[Records supplied — start]

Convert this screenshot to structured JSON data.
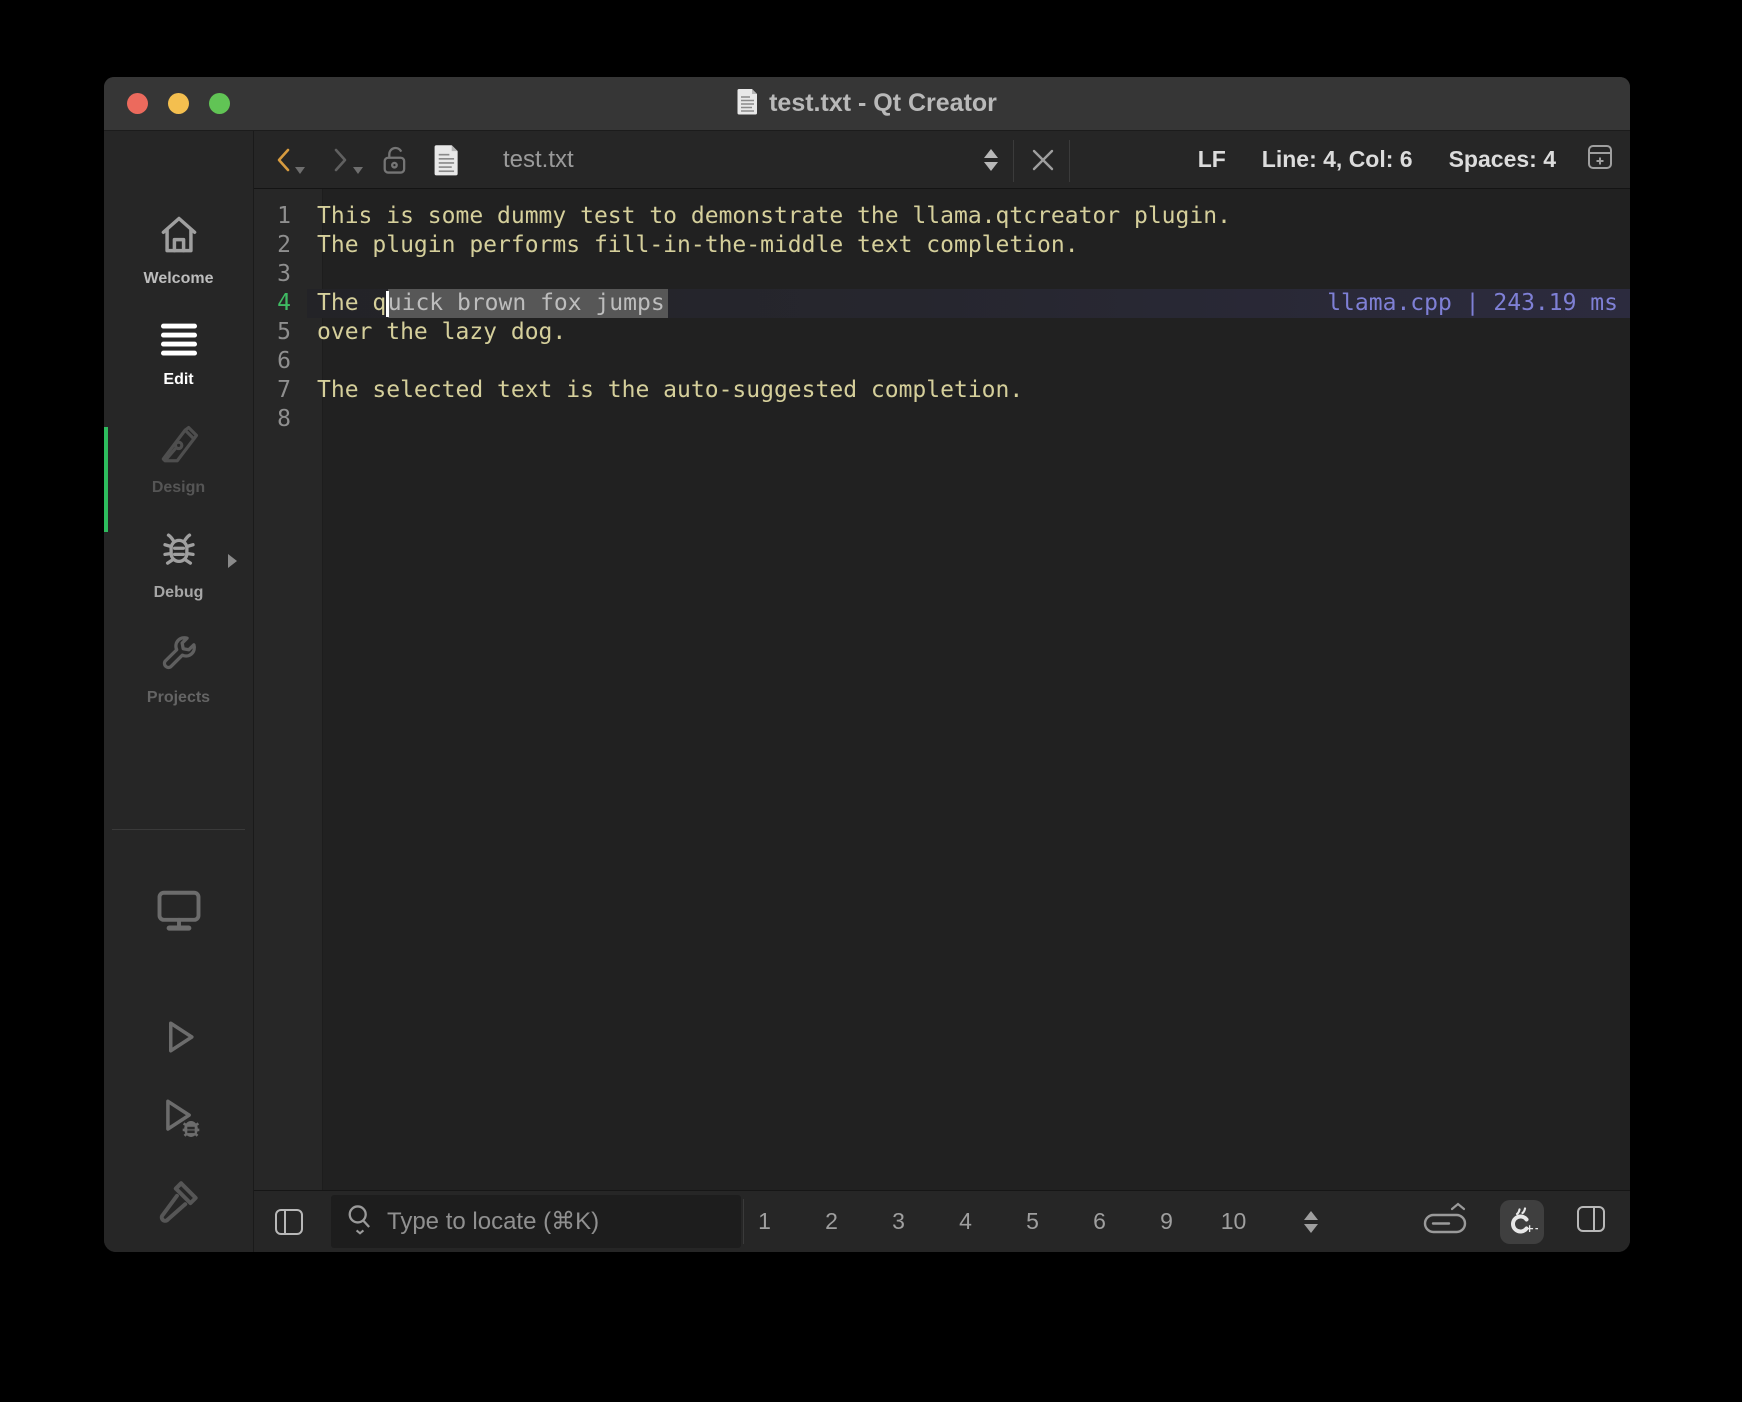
{
  "window": {
    "title": "test.txt - Qt Creator"
  },
  "toolbar": {
    "document_name": "test.txt",
    "line_ending": "LF",
    "cursor_position": "Line: 4, Col: 6",
    "indentation": "Spaces: 4"
  },
  "sidebar": {
    "modes": [
      {
        "label": "Welcome",
        "icon": "home-icon",
        "active": false
      },
      {
        "label": "Edit",
        "icon": "edit-lines-icon",
        "active": true
      },
      {
        "label": "Design",
        "icon": "pen-nib-icon",
        "active": false,
        "disabled": true
      },
      {
        "label": "Debug",
        "icon": "bug-icon",
        "active": false
      },
      {
        "label": "Projects",
        "icon": "wrench-icon",
        "active": false,
        "disabled": true
      }
    ],
    "tools": [
      "kit-selector-monitor-icon",
      "run-icon",
      "debug-run-icon",
      "build-hammer-icon"
    ]
  },
  "editor": {
    "lines": [
      {
        "number": "1",
        "text": "This is some dummy test to demonstrate the llama.qtcreator plugin."
      },
      {
        "number": "2",
        "text": "The plugin performs fill-in-the-middle text completion."
      },
      {
        "number": "3",
        "text": ""
      },
      {
        "number": "4",
        "text": "The q"
      },
      {
        "number": "5",
        "text": "over the lazy dog."
      },
      {
        "number": "6",
        "text": ""
      },
      {
        "number": "7",
        "text": "The selected text is the auto-suggested completion."
      },
      {
        "number": "8",
        "text": ""
      }
    ],
    "completion": {
      "line": 4,
      "prefix": "The q",
      "suggestion": "uick brown fox jumps",
      "annotation": "llama.cpp | 243.19 ms"
    }
  },
  "statusbar": {
    "locator_placeholder": "Type to locate (⌘K)",
    "pane_buttons": [
      "1",
      "2",
      "3",
      "4",
      "5",
      "6",
      "9",
      "10"
    ]
  },
  "colors": {
    "accent_green": "#2ebd5e",
    "code_text": "#d5cf9b",
    "completion_annotation": "#7f80d6",
    "current_line_highlight": "#2c2b3e",
    "suggestion_selection": "#575757",
    "traffic_red": "#ec6a5d",
    "traffic_yellow": "#f4bf4f",
    "traffic_green": "#61c455"
  }
}
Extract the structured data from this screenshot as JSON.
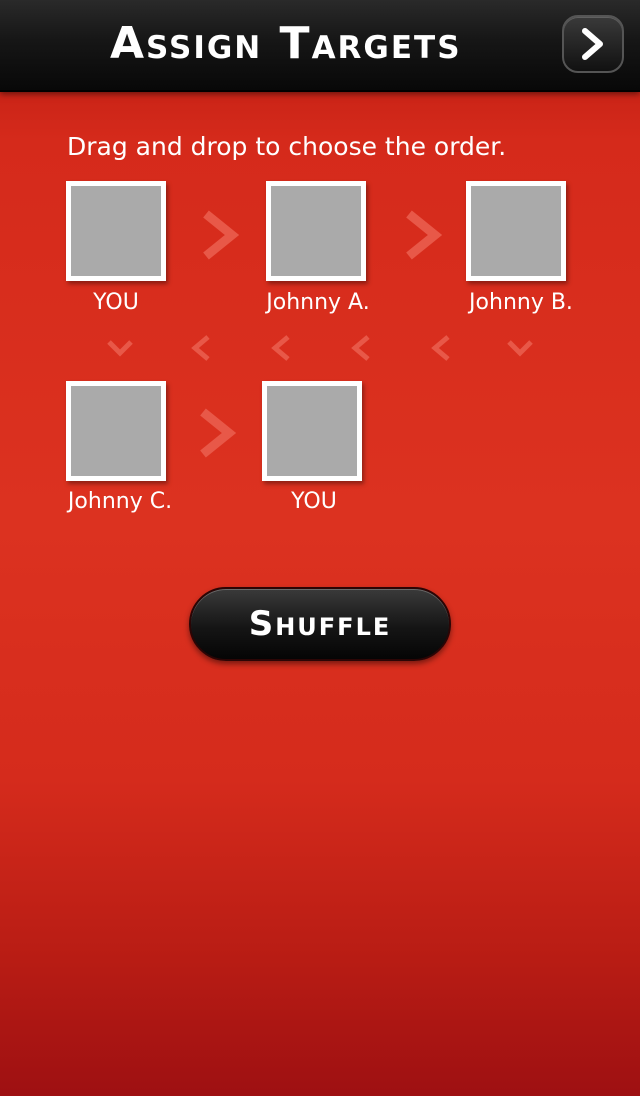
{
  "header": {
    "title": "Assign Targets",
    "next_icon": "chevron-right-icon"
  },
  "instruction": "Drag and drop to choose the order.",
  "targets": [
    {
      "label": "YOU"
    },
    {
      "label": "Johnny A."
    },
    {
      "label": "Johnny B."
    },
    {
      "label": "Johnny C."
    },
    {
      "label": "YOU"
    }
  ],
  "shuffle_label": "Shuffle",
  "colors": {
    "background_top": "#b61810",
    "background_mid": "#dc3220",
    "background_bottom": "#9e1012",
    "header": "#111111",
    "tile_fill": "#aaaaaa",
    "tile_border": "#ffffff",
    "arrow": "#e85848"
  }
}
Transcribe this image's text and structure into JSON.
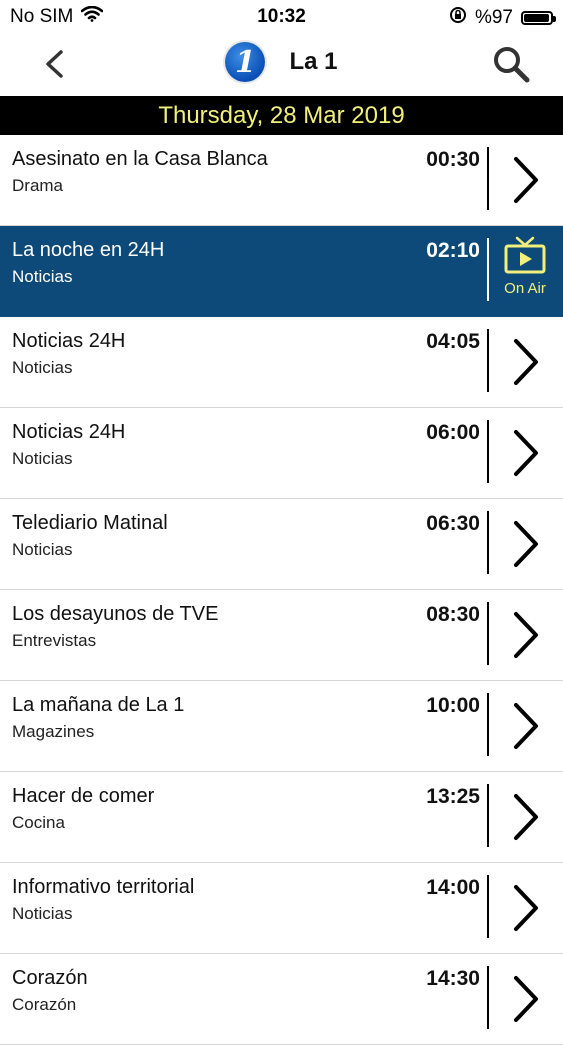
{
  "status": {
    "carrier": "No SIM",
    "time": "10:32",
    "battery": "%97",
    "battery_level": 0.97
  },
  "nav": {
    "title": "La 1",
    "logo_text": "1"
  },
  "date_banner": "Thursday, 28 Mar 2019",
  "programs": [
    {
      "title": "Asesinato en la Casa Blanca",
      "genre": "Drama",
      "time": "00:30"
    },
    {
      "title": "La noche en 24H",
      "genre": "Noticias",
      "time": "02:10",
      "on_air": true,
      "badge": "On Air"
    },
    {
      "title": "Noticias 24H",
      "genre": "Noticias",
      "time": "04:05"
    },
    {
      "title": "Noticias 24H",
      "genre": "Noticias",
      "time": "06:00"
    },
    {
      "title": "Telediario Matinal",
      "genre": "Noticias",
      "time": "06:30"
    },
    {
      "title": "Los desayunos de TVE",
      "genre": "Entrevistas",
      "time": "08:30"
    },
    {
      "title": "La mañana de La 1",
      "genre": "Magazines",
      "time": "10:00"
    },
    {
      "title": "Hacer de comer",
      "genre": "Cocina",
      "time": "13:25"
    },
    {
      "title": "Informativo territorial",
      "genre": "Noticias",
      "time": "14:00"
    },
    {
      "title": "Corazón",
      "genre": "Corazón",
      "time": "14:30"
    }
  ],
  "colors": {
    "on_air_bg": "#0d4a7a",
    "accent_yellow": "#f2f07a",
    "banner_bg": "#000000"
  },
  "icons": {
    "back": "chevron-left-icon",
    "search": "magnifier-icon",
    "row": "chevron-right-icon",
    "on_air": "tv-play-icon"
  }
}
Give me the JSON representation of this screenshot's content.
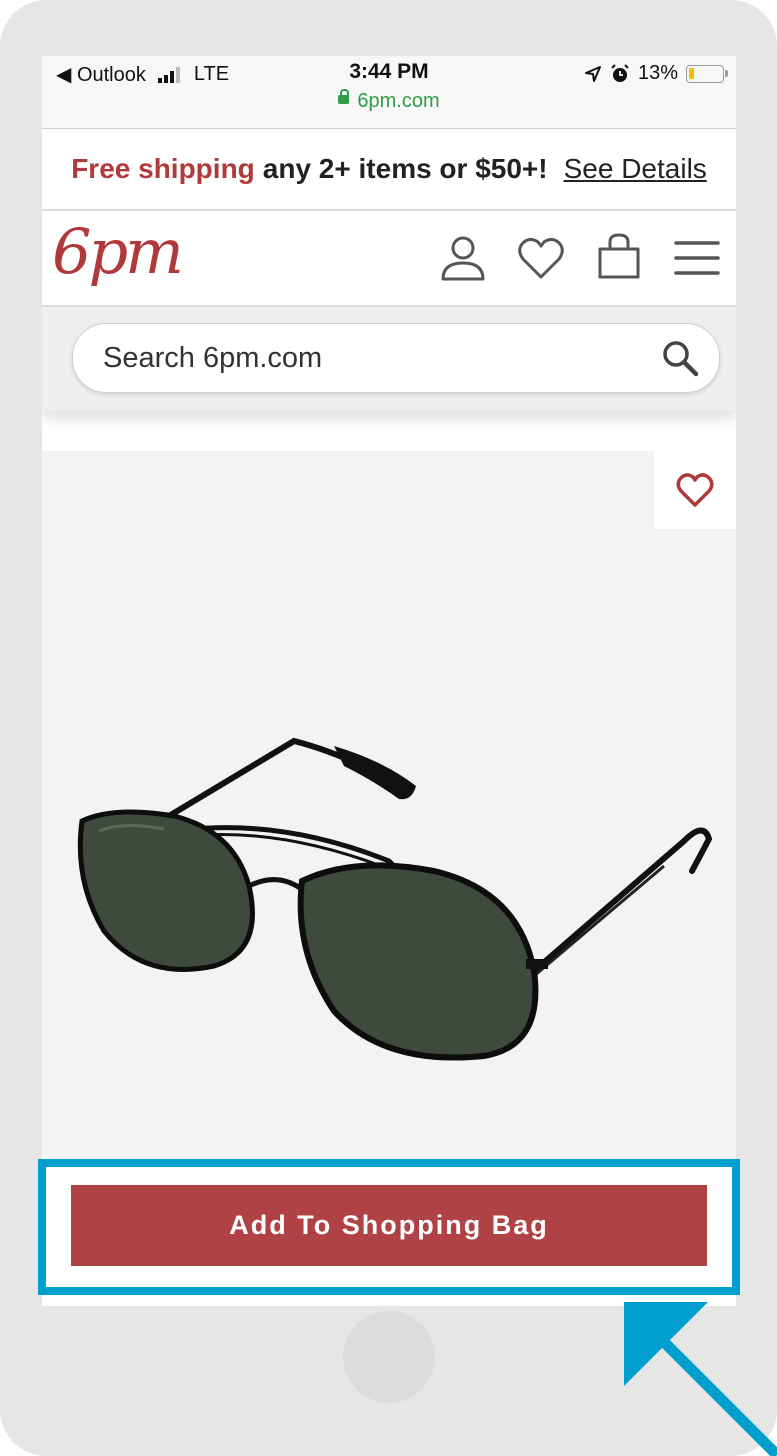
{
  "status_bar": {
    "back_label": "◀ Outlook",
    "network": "LTE",
    "time": "3:44 PM",
    "url": "6pm.com",
    "battery": "13%",
    "battery_level": 0.13
  },
  "promo": {
    "highlight": "Free shipping",
    "text": "any 2+ items or $50+!",
    "link": "See Details"
  },
  "header": {
    "logo": "6pm",
    "icons": [
      "account-icon",
      "heart-icon",
      "shopping-bag-icon",
      "menu-icon"
    ]
  },
  "search": {
    "placeholder": "Search 6pm.com"
  },
  "product": {
    "image_icon": "sunglasses-image",
    "favorite_icon": "heart-icon"
  },
  "cta": {
    "add_to_bag": "Add To Shopping Bag"
  },
  "colors": {
    "brand": "#b0393b",
    "button": "#b04245",
    "highlight": "#009fcd",
    "secure": "#2f9e44"
  }
}
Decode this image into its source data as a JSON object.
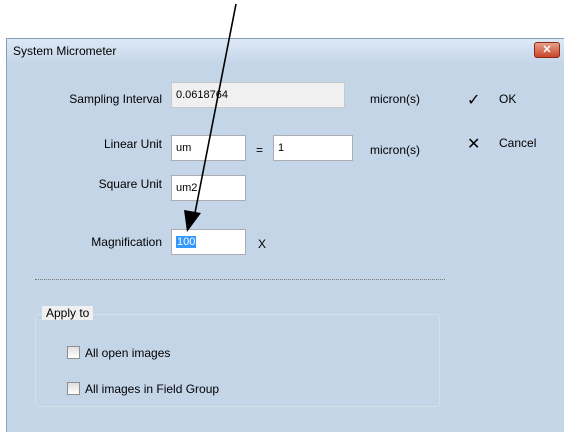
{
  "window": {
    "title": "System Micrometer",
    "close_glyph": "✕"
  },
  "form": {
    "sampling_interval": {
      "label": "Sampling Interval",
      "value": "0.0618764",
      "unit": "micron(s)"
    },
    "linear_unit": {
      "label": "Linear Unit",
      "value": "um",
      "equals": "=",
      "factor": "1",
      "unit": "micron(s)"
    },
    "square_unit": {
      "label": "Square Unit",
      "value": "um2"
    },
    "magnification": {
      "label": "Magnification",
      "value": "100",
      "unit": "X"
    }
  },
  "buttons": {
    "ok": {
      "label": "OK",
      "icon": "checkmark-icon",
      "glyph": "✓"
    },
    "cancel": {
      "label": "Cancel",
      "icon": "cross-icon",
      "glyph": "✕"
    }
  },
  "apply_to": {
    "title": "Apply to",
    "options": [
      {
        "label": "All open images",
        "checked": false
      },
      {
        "label": "All images in Field Group",
        "checked": false
      }
    ]
  },
  "colors": {
    "selection": "#3399ff",
    "dialog_background": "#f0f0f0",
    "frame": "#c4d5e8",
    "annotation_arrow": "#000000"
  }
}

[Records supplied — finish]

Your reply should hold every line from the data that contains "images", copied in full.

        "label": "All open images",
        "label": "All images in Field Group",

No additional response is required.